Seljalandsfoss (and its lesser-known sister Gljufrabui) is one of my favorite locations on the South Coast. You can walk all the way around this waterfall, and on sunny days you are almost guaranteed to see a fantastic rainbow! Most tourists stop there, but if you keep going down a side path, you’ll find Gljufrabui. This waterfall is hidden inside a cave, and you have to walk in the stream to get there. It is unlike anywhere else, and a truly romantic hidden gem. You can loop Seljalandsfoss in with Skógafoss, Kvernufoss, and Reynisfjara for a South Coast road trip day, or you could take the ferry out to the island of Heimaey instead!
What to Know for Your Elopement in Iceland

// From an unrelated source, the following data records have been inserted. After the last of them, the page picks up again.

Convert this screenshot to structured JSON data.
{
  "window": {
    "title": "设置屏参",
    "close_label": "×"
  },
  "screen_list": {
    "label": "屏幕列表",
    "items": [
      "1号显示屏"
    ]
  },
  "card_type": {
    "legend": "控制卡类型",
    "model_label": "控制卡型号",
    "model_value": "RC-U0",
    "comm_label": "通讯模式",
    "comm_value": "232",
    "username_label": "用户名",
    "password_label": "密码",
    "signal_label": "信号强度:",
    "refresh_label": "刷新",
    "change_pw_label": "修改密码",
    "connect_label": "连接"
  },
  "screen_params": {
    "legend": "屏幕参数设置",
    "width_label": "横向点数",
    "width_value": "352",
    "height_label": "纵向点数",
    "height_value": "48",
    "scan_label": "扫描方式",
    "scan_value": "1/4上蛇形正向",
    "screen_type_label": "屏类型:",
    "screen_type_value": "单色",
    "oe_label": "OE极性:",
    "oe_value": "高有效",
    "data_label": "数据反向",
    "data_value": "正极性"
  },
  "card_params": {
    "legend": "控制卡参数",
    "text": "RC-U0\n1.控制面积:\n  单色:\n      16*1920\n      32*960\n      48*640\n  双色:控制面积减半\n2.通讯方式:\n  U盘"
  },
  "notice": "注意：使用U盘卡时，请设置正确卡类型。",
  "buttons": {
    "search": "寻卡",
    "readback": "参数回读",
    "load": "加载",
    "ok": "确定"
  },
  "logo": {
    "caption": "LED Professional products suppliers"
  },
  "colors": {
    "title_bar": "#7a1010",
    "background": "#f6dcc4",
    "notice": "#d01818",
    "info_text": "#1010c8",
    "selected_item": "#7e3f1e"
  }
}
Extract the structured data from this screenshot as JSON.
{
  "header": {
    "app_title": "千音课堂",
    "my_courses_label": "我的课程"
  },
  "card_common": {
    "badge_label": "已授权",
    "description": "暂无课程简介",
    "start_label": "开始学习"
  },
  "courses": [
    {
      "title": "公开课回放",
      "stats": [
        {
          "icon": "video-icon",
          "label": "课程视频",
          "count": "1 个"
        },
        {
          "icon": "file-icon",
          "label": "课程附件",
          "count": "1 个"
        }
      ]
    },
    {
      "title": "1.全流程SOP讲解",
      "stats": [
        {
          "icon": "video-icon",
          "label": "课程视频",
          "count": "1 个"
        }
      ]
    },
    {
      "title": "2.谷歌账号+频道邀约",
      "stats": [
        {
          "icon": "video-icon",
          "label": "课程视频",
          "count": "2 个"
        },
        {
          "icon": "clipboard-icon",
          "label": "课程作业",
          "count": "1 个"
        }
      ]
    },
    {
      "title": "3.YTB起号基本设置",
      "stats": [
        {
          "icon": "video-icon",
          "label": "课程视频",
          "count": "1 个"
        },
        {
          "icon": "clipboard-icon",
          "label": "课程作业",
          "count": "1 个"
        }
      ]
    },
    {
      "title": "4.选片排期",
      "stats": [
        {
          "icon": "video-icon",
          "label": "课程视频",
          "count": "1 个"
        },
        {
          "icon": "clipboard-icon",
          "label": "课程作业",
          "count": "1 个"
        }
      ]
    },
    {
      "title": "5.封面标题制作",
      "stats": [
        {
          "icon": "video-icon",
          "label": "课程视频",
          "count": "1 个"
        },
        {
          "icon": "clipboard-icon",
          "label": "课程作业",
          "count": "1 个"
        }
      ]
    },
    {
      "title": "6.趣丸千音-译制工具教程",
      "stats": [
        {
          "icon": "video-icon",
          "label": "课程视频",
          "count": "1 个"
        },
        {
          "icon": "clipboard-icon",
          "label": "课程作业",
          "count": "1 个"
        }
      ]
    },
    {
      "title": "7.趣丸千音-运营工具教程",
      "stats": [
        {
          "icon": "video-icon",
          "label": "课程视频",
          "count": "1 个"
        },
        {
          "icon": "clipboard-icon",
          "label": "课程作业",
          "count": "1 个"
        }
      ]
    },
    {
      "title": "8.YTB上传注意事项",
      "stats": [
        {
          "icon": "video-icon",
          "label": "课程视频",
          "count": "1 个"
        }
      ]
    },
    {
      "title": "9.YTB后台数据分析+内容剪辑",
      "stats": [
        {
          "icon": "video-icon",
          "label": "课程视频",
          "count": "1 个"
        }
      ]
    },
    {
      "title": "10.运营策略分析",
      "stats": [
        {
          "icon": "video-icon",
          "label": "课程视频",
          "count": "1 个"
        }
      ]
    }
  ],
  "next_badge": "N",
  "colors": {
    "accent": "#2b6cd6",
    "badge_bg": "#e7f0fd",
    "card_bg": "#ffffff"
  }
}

Eloping in Iceland can be easy and fun! You have two options for the legal aspect of your marriage: you can obtain your marriage license at home before/after your trip, which is usually simpler from a paperwork/time limit perspective, or you can get legally married in Iceland (Guide to Iceland has a great guide about the documents and timelines here.)
You want a photographer who is familiar with Iceland, who knows the local permits and regulations required for wedding photography, and who can connect you with any other vendors you might need (officiant, hair/makeup, florist, videographer, musicians, and more.) You also want to find someone who is up for whatever adventure you have in mind - be sure to ask about their hiking experience, and what you’ll receive in your elopement photography package!
Iceland is an amazing place, and it’s important for all visitors to help it stay that way. I am a Leave No Trace advocate, which is especially needed when hiking and exploring in protected wild places. “Take nothing but pictures” while on your Icelandic adventure - don’t pick wildflowers or collect rocks. Be sure to stay on the path - many of Iceland’s lichens and mosses are fragile, and can take hundreds of years to fully recover if stepped on. Driving off-road is not allowed, and please do not touch or feed any animals - this includes the beautiful Icelandic horses and sheep! Most importantly, we all need to be respectful of this beautiful country ❤️
I hope this Iceland elopement location ideas list has been helpful for you as you start to plan your Icelandic adventure! Please keep me in mind as you start your photographer search, and if you have any questions not answered in this post, send them my way!